The Hawks are expected to hold a full news conference Sunday before King debuts at home against the Predators.

For Colliton, the firing brought an unceremonious end to a three-year run during which nothing ever seemed to fully click. Colliton, who had an 87-92-26 record, never coached a full 82-game season but had a losing record in each of the four partial seasons he oversaw.

In the end, his touted strengths — his patience, his communicative style, his strategic hockey mind — turned into a stubborn dedication to a system that didn’t work for his team and led to an unwillingness to blame anything other than his players’ mistakes for the team’s struggles.

Colliton remained well-liked throughout the locker room and beyond. But as a coach, he never demonstrated the flexibility needed to dig the Hawks out of their deep hole.

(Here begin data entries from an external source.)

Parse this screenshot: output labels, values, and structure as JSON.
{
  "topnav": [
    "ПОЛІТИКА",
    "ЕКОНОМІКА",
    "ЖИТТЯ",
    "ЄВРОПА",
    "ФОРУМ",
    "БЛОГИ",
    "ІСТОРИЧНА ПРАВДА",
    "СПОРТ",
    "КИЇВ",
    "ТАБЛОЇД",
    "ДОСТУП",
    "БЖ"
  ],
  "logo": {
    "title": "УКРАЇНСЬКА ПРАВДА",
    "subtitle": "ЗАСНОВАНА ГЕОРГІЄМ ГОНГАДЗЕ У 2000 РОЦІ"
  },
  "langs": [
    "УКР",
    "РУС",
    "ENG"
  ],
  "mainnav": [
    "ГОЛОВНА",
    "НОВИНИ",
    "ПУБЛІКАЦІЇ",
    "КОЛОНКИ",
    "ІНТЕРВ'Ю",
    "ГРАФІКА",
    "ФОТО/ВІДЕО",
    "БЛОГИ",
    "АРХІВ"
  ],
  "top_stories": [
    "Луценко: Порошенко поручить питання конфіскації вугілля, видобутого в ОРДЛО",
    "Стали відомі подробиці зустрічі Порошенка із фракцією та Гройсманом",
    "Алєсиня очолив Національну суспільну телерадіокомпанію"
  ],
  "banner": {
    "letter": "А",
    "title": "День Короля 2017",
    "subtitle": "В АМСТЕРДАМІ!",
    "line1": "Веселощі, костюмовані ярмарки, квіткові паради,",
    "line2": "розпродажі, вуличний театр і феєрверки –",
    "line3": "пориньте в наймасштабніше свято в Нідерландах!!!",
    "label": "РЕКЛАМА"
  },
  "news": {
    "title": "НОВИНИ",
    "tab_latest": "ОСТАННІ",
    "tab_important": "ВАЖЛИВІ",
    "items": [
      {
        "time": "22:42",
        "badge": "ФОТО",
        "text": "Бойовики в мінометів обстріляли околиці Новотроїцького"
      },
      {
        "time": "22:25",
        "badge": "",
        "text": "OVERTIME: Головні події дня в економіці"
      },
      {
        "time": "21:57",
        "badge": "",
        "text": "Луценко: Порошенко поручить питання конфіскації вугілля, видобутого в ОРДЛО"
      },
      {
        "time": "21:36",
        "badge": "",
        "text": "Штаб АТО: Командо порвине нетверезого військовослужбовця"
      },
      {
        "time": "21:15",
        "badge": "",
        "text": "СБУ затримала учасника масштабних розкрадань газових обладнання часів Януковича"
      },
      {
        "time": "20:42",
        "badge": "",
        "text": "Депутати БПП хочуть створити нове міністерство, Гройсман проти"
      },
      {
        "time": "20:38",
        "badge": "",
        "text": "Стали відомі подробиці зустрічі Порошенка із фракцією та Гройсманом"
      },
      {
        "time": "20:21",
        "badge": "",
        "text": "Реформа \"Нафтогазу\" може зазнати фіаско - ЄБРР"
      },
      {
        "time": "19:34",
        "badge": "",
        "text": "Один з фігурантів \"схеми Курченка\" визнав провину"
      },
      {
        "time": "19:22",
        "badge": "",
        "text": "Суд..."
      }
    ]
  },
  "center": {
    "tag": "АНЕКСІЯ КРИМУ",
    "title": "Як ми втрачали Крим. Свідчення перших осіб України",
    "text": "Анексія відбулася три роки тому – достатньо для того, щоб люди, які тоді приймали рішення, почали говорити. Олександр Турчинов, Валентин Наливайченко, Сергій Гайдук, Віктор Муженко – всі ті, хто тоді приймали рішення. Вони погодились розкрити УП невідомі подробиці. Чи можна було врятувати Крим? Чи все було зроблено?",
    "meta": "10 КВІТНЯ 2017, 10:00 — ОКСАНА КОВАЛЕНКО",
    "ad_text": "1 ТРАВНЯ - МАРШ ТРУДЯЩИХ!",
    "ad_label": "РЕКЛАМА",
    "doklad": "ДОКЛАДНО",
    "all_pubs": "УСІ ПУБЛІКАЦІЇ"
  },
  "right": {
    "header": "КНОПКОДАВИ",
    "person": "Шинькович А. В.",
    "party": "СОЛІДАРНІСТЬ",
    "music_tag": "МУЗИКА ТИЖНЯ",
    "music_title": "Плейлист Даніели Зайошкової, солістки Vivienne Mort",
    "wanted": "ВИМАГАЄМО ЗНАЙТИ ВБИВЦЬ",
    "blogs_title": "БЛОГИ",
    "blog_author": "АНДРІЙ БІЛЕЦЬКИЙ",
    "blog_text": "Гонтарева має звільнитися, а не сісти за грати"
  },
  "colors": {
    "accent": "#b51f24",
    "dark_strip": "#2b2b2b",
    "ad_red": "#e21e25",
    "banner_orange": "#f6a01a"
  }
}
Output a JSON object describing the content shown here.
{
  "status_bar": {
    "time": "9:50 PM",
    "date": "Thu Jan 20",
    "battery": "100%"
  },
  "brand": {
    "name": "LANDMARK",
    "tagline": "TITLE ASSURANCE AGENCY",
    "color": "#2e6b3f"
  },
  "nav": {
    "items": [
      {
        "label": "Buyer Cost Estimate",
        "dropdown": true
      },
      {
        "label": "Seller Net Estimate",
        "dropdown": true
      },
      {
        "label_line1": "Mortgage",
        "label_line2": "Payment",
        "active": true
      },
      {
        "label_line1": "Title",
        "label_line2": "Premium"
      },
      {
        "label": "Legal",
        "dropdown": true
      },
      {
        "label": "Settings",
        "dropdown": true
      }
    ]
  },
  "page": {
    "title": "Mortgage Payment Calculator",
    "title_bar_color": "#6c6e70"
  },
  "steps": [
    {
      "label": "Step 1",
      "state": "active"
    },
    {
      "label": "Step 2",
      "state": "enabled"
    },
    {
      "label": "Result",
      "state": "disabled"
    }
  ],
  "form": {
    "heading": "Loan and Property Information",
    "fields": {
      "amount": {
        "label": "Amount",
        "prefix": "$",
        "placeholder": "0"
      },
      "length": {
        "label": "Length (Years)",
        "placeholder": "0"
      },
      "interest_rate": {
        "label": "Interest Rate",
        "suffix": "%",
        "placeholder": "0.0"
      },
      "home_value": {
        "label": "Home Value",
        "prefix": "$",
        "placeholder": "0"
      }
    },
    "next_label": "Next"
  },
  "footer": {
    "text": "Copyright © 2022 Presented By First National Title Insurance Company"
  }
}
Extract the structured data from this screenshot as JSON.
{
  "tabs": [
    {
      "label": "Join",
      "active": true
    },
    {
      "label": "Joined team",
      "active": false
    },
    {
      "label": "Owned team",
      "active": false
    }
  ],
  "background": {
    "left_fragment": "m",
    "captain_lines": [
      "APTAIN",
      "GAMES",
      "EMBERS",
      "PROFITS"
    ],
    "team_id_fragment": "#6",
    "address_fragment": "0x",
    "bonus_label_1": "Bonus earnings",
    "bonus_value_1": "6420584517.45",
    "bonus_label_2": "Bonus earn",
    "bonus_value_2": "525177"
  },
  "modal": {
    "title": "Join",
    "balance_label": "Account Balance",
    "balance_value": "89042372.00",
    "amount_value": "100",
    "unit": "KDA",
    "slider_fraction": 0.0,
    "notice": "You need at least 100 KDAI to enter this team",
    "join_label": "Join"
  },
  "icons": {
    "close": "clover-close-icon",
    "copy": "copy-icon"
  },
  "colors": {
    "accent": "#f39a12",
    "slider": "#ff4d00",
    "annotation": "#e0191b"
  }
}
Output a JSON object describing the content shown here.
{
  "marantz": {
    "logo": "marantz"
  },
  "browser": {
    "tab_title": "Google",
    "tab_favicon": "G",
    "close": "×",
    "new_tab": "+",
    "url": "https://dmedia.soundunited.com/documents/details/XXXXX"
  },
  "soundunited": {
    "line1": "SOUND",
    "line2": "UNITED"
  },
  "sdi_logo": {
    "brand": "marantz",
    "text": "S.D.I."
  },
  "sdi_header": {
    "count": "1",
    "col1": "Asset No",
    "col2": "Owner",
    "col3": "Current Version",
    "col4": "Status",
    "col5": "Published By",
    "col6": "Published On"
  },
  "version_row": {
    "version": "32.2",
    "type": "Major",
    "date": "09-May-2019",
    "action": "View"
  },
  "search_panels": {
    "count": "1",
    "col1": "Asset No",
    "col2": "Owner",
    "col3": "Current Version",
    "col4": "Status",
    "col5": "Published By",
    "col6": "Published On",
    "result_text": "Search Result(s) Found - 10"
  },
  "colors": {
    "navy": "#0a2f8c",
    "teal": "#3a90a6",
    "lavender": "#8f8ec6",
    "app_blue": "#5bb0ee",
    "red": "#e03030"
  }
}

As the losses mounted in recent weeks, Colliton’s frustrations uncharacteristically began to boil over.

On Wednesday, he ripped the Hawks for not “understand[ing] . . . why you win and why you lose.”

But even after a listless effort in the Hawks’ 5-1 loss to the Jets on Friday, Colliton didn’t seem to realize the end was imminent. His message to the team was to take the day off Saturday, “regroup and come out flying” Sunday.

His players might as well ignore that message now.

These firings wipe the coaching-staff slate just as clean as the front office. The Hawks can now begin rebuilding, from bottom to top, on all fronts.